Some of the 86,000+ state inmates in Florida who have been denied visitation for more than six months to mitigate the spread of coronavirus may see friends and family again starting Oct. 2.
But not all of the 57 major, public, and private prisons are considered “appropriate” for resumption of visitation, says Florida Department of Corrections Secretary Mark Inch, who contracted and recovered from COVID-19.
That is because COVID continues to flare up, with 127 fatalities reported since April 9 and 16,207 inmates infected at some point during the pandemic, as of Thursday.
In addition, nearly 3,100 prison staff have been diagnosed with COVID at some point and three of them died. The prisons incarcerated 86,195 men, women, and teenagers as of the department’s ‘s July 31 census.
In mid-August, the department extended its no-visitation policy statewide after reporting outbreaks at Mayo Annex Correctional Institution (CI), Suwanee CI, Baker CI, Century CI, Taylor CI, Santa Rosa CI, and Florida Women’s Reception Center in Ocala.
It changed course on Sept. 11.
“Starting Oct. 2, we will be resuming visitation at institutions where it is safe and appropriate to do so,” Inch announced then. “Visitation will look much different than before.”
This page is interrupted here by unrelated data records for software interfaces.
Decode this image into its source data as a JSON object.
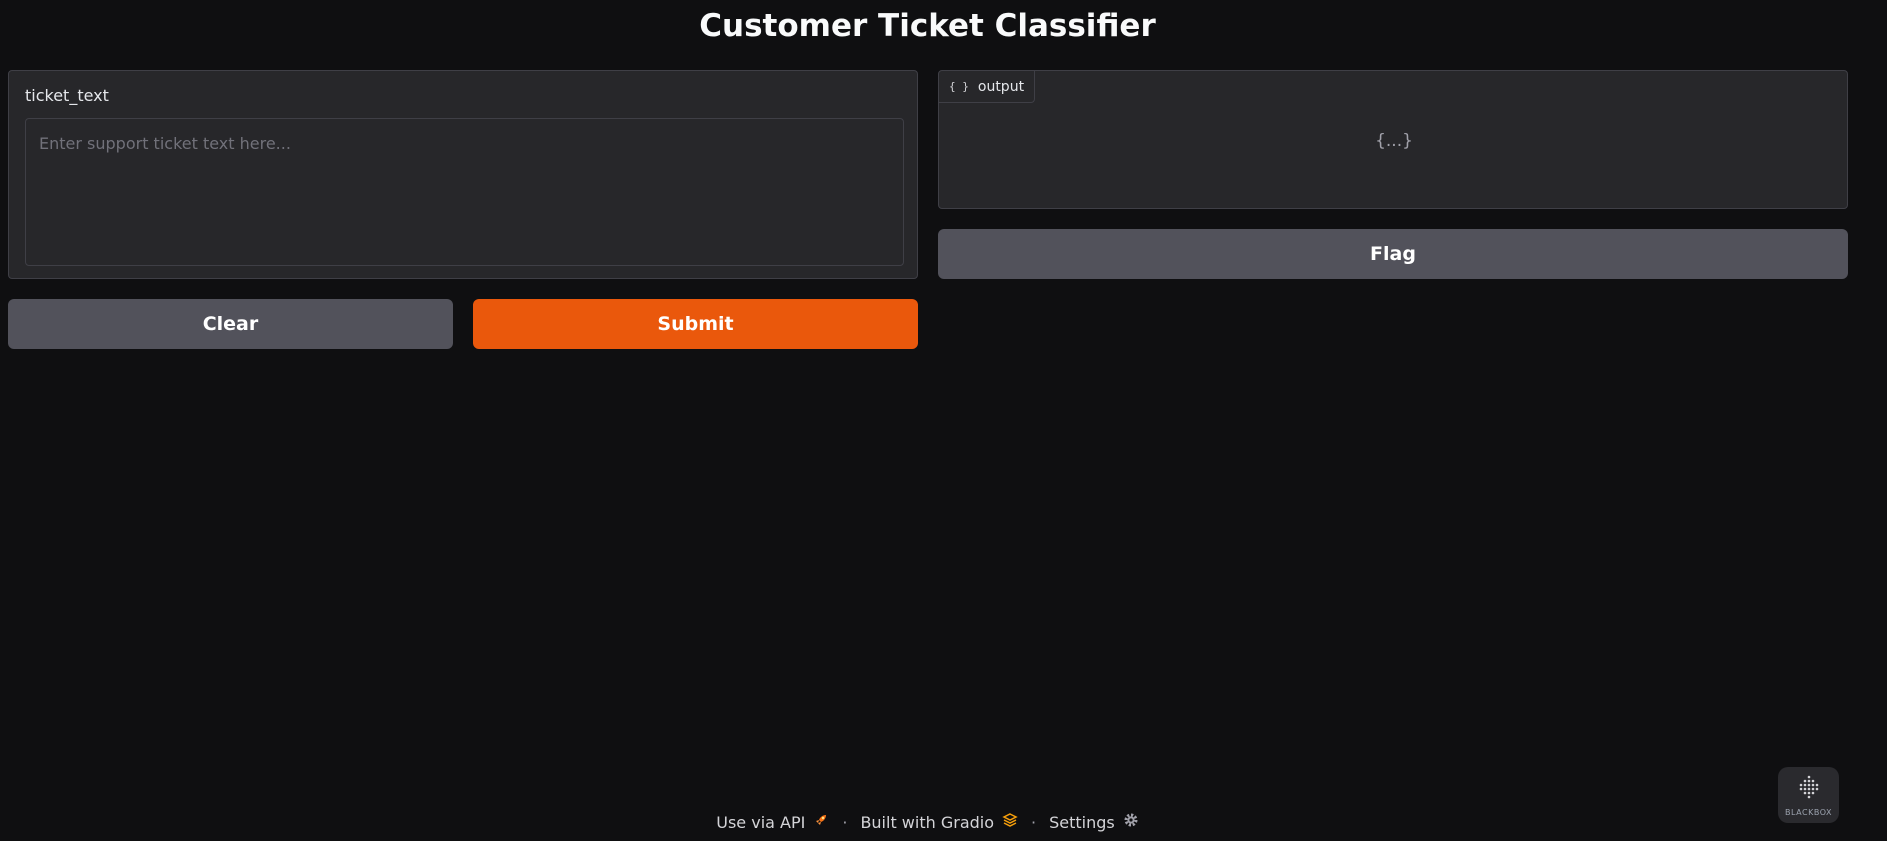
{
  "app": {
    "title": "Customer Ticket Classifier"
  },
  "input": {
    "label": "ticket_text",
    "placeholder": "Enter support ticket text here...",
    "value": ""
  },
  "buttons": {
    "clear": "Clear",
    "submit": "Submit",
    "flag": "Flag"
  },
  "output": {
    "label": "output",
    "icon": "braces-icon",
    "empty_placeholder": "{...}"
  },
  "footer": {
    "api_link": "Use via API",
    "api_icon": "rocket-icon",
    "built_with": "Built with Gradio",
    "gradio_icon": "gradio-logo-icon",
    "settings": "Settings",
    "settings_icon": "gear-icon",
    "separator": "·"
  },
  "badge": {
    "label": "BLACKBOX"
  },
  "colors": {
    "background": "#0f0f11",
    "panel": "#27272a",
    "primary": "#ea580c",
    "secondary": "#52525b"
  }
}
As of Thursday, two weeks later, the department had not disclosed which prisons will be eligible for visitation, the criteria for deciding that, nor how visitation practices will be modified as the pandemic continues.
The Florida Department of Health, which tracks fatalities in state prisons, said the most deaths have occurred at the corrections department’s Reception and Medical Center in Lake Butler, incarcerating nearly 2,000 men. There, 18 inmates and one employee have died of COVID-19.
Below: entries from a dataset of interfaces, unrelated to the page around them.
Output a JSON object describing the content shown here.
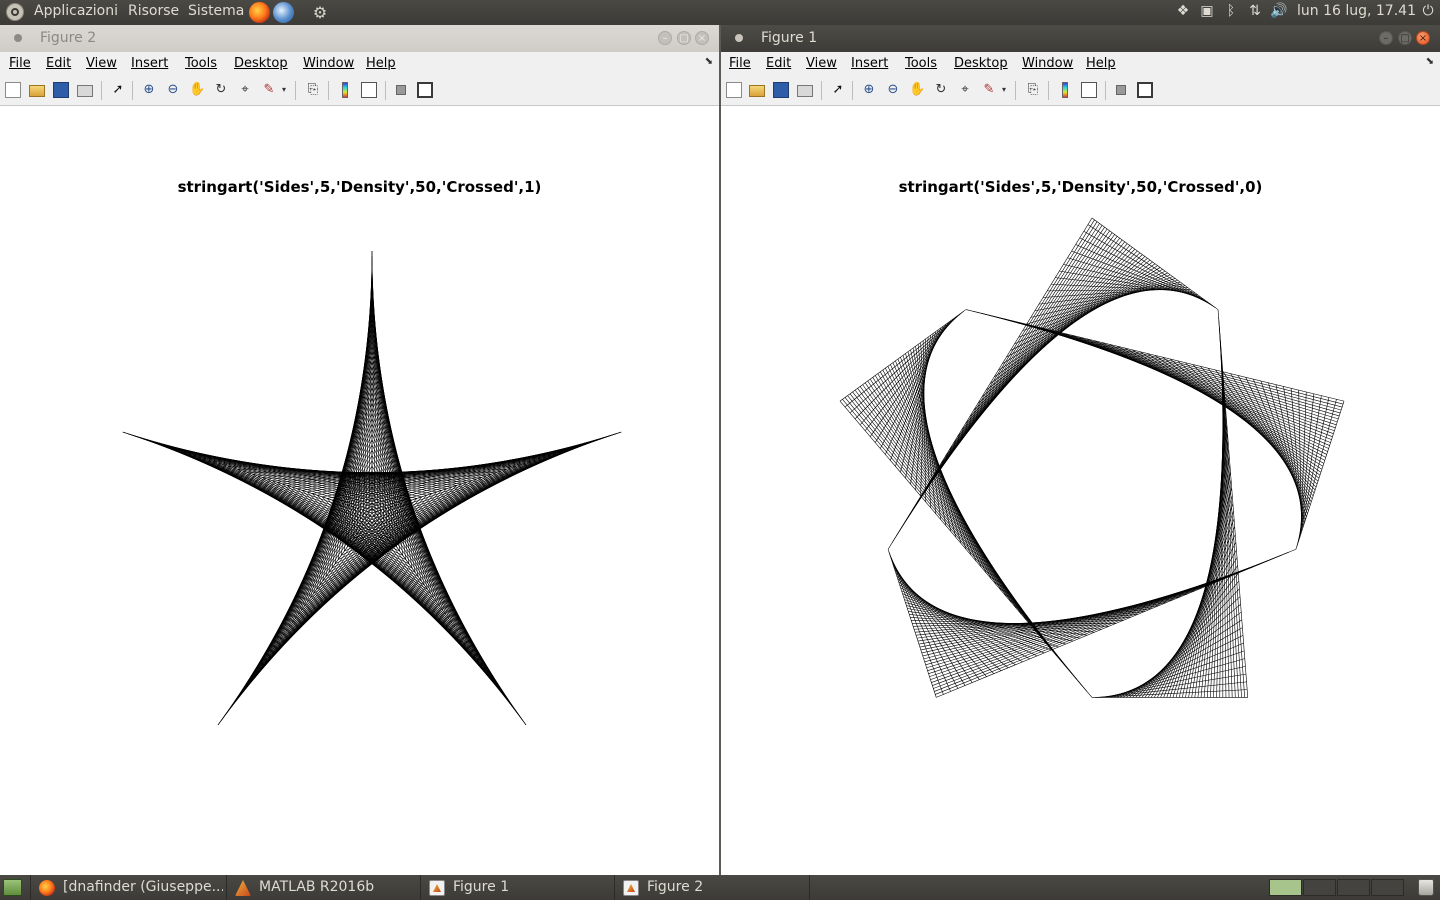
{
  "top_panel": {
    "menus": [
      "Applicazioni",
      "Risorse",
      "Sistema"
    ],
    "clock": "lun 16 lug, 17.41",
    "launchers": [
      "firefox-icon",
      "thunderbird-icon",
      "network-settings-icon"
    ],
    "tray_icons": [
      "dropbox-icon",
      "network-icon",
      "bluetooth-icon",
      "transfer-icon",
      "volume-icon"
    ]
  },
  "windows": [
    {
      "id": "left",
      "title": "Figure 2",
      "state": "inactive",
      "menu": [
        "File",
        "Edit",
        "View",
        "Insert",
        "Tools",
        "Desktop",
        "Window",
        "Help"
      ],
      "plot_title": "stringart('Sides',5,'Density',50,'Crossed',1)",
      "chart_data": {
        "type": "line",
        "title": "stringart('Sides',5,'Density',50,'Crossed',1)",
        "sides": 5,
        "density": 50,
        "crossed": 1,
        "grid": false,
        "color": "#000000"
      }
    },
    {
      "id": "right",
      "title": "Figure 1",
      "state": "active",
      "menu": [
        "File",
        "Edit",
        "View",
        "Insert",
        "Tools",
        "Desktop",
        "Window",
        "Help"
      ],
      "plot_title": "stringart('Sides',5,'Density',50,'Crossed',0)",
      "chart_data": {
        "type": "line",
        "title": "stringart('Sides',5,'Density',50,'Crossed',0)",
        "sides": 5,
        "density": 50,
        "crossed": 0,
        "grid": false,
        "color": "#000000"
      }
    }
  ],
  "toolbar_icons": [
    "new-figure-icon",
    "open-file-icon",
    "save-figure-icon",
    "print-figure-icon",
    "edit-plot-icon",
    "zoom-in-icon",
    "zoom-out-icon",
    "pan-icon",
    "rotate-3d-icon",
    "data-cursor-icon",
    "brush-icon",
    "brush-dropdown-icon",
    "link-plot-icon",
    "insert-colorbar-icon",
    "insert-legend-icon",
    "hide-plot-tools-icon",
    "show-plot-tools-icon"
  ],
  "taskbar": {
    "tasks": [
      {
        "label": "[dnafinder (Giuseppe...",
        "icon": "firefox-icon"
      },
      {
        "label": "MATLAB R2016b",
        "icon": "matlab-icon"
      },
      {
        "label": "Figure 1",
        "icon": "figure-icon"
      },
      {
        "label": "Figure 2",
        "icon": "figure-icon"
      }
    ],
    "workspace_count": 4,
    "active_workspace": 1
  },
  "colors": {
    "panel": "#3c3b37",
    "panel_text": "#dfdbd2",
    "menubar": "#f0f0f0",
    "close_button": "#e2531f"
  }
}
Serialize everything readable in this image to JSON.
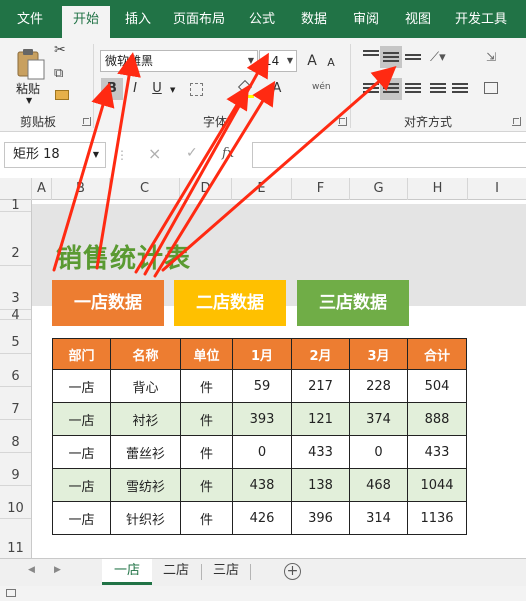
{
  "ribbon_tabs": [
    "文件",
    "开始",
    "插入",
    "页面布局",
    "公式",
    "数据",
    "审阅",
    "视图",
    "开发工具"
  ],
  "clipboard": {
    "paste_label": "粘贴",
    "group_label": "剪贴板"
  },
  "font": {
    "family": "微软雅黑",
    "size": "14",
    "group_label": "字体",
    "bold": "B",
    "italic": "I",
    "underline": "U",
    "grow": "A",
    "shrink": "A",
    "font_color": "A",
    "phonetic": "wén"
  },
  "alignment": {
    "group_label": "对齐方式"
  },
  "formula_bar": {
    "name_box": "矩形 18",
    "fx": "fx",
    "cancel": "×",
    "enter": "✓",
    "content": ""
  },
  "columns": [
    "A",
    "B",
    "C",
    "D",
    "E",
    "F",
    "G",
    "H",
    "I"
  ],
  "rows": [
    "1",
    "2",
    "3",
    "4",
    "5",
    "6",
    "7",
    "8",
    "9",
    "10",
    "11"
  ],
  "sheet_title": "销售统计表",
  "store_buttons": [
    {
      "label": "一店数据",
      "color": "#ed7d31"
    },
    {
      "label": "二店数据",
      "color": "#ffc000"
    },
    {
      "label": "三店数据",
      "color": "#70ad47"
    }
  ],
  "table": {
    "headers": [
      "部门",
      "名称",
      "单位",
      "1月",
      "2月",
      "3月",
      "合计"
    ],
    "rows": [
      [
        "一店",
        "背心",
        "件",
        "59",
        "217",
        "228",
        "504"
      ],
      [
        "一店",
        "衬衫",
        "件",
        "393",
        "121",
        "374",
        "888"
      ],
      [
        "一店",
        "蕾丝衫",
        "件",
        "0",
        "433",
        "0",
        "433"
      ],
      [
        "一店",
        "雪纺衫",
        "件",
        "438",
        "138",
        "468",
        "1044"
      ],
      [
        "一店",
        "针织衫",
        "件",
        "426",
        "396",
        "314",
        "1136"
      ]
    ]
  },
  "sheet_tabs": [
    "一店",
    "二店",
    "三店"
  ],
  "active_sheet": "一店",
  "colors": {
    "ribbon": "#217346",
    "header_fill": "#ed7d31",
    "alt_row": "#e2efda",
    "title": "#5a9a32",
    "arrow": "#ff2a12"
  }
}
South Florida Reception Center in Doral reports 17 inmates deaths and Dade Correctional Institution reports 10, according to the Department of Health. Twenty-five other prisons report fewer than 10 fatalities.
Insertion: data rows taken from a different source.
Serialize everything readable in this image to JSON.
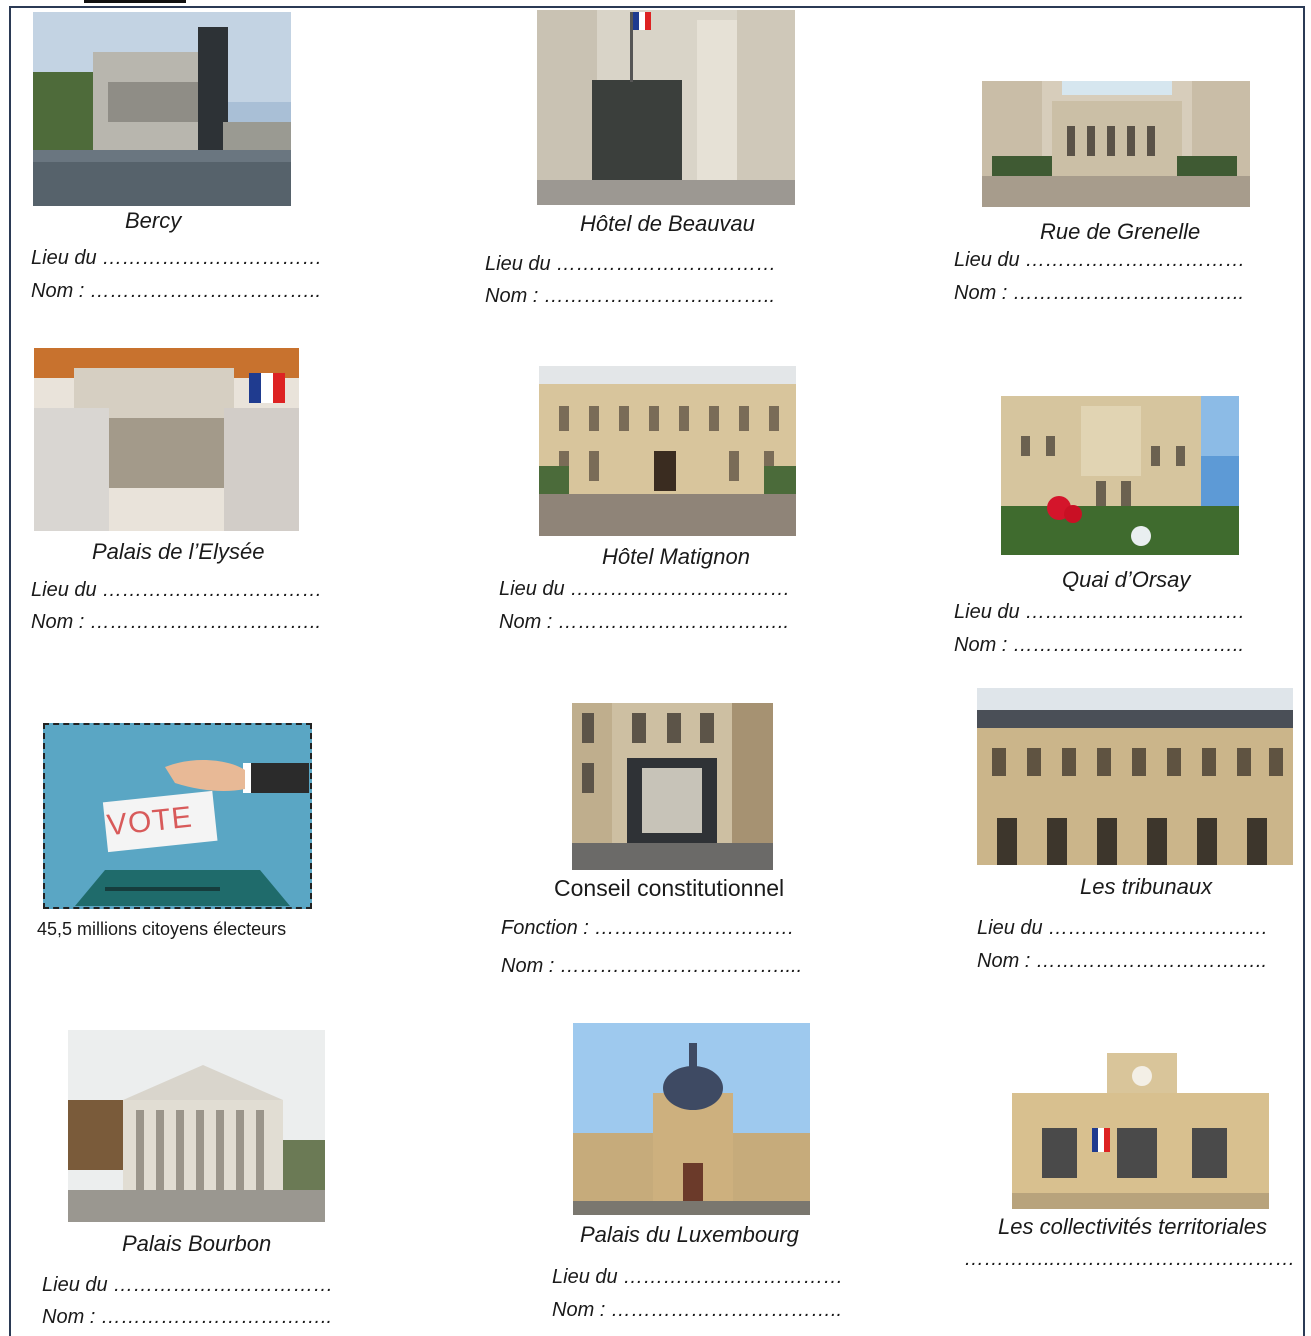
{
  "cards": [
    {
      "caption": "Bercy",
      "line1": "Lieu du ……………………………",
      "line2": "Nom : ……………………………..",
      "image": "bercy-photo"
    },
    {
      "caption": "Hôtel de Beauvau",
      "line1": "Lieu du ……………………………",
      "line2": "Nom : ……………………………..",
      "image": "beauvau-photo"
    },
    {
      "caption": "Rue de Grenelle",
      "line1": "Lieu du ……………………………",
      "line2": "Nom : ……………………………..",
      "image": "grenelle-photo"
    },
    {
      "caption": "Palais de l’Elysée",
      "line1": "Lieu du ……………………………",
      "line2": "Nom : ……………………………..",
      "image": "elysee-photo"
    },
    {
      "caption": "Hôtel Matignon",
      "line1": "Lieu du ……………………………",
      "line2": "Nom : ……………………………..",
      "image": "matignon-photo"
    },
    {
      "caption": "Quai d’Orsay",
      "line1": "Lieu du ……………………………",
      "line2": "Nom : ……………………………..",
      "image": "orsay-photo"
    },
    {
      "caption": "45,5 millions citoyens électeurs",
      "image": "vote-illustration",
      "vote_text": "VOTE"
    },
    {
      "caption": "Conseil constitutionnel",
      "line1": "Fonction : …………………………",
      "line2": "Nom : ……………………………....",
      "image": "conseil-photo"
    },
    {
      "caption": "Les tribunaux",
      "line1": "Lieu du ……………………………",
      "line2": "Nom : ……………………………..",
      "image": "tribunaux-photo"
    },
    {
      "caption": "Palais Bourbon",
      "line1": "Lieu du ……………………………",
      "line2": "Nom : ……………………………..",
      "image": "bourbon-photo"
    },
    {
      "caption": "Palais du Luxembourg",
      "line1": "Lieu du ……………………………",
      "line2": "Nom : ……………………………..",
      "image": "luxembourg-photo"
    },
    {
      "caption": "Les collectivités territoriales",
      "line1": "…………..………………………………",
      "image": "collectivites-photo"
    }
  ]
}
COVID-19 is most widespread at Columbia Correctional Institution, with 1,369 of its 2,255 male inmates having become infected at some point and nine fatalities, according to both agencies. Next is Lowell Correctional Institution, with 1,005 infections among its 2,288 male inmates, including two who died.
Five of the prisons have reported no positive tests among inmates and no deaths, although some have seen employees test positive for the disease.
Meanwhile, more than 64,000 inmates have tested negative, with 224 tests pending, and nearly 13,000 in medical isolation or quarantine after being exposed to an infected person or exhibiting COVID symptoms, as of corrections department reports through Thursday.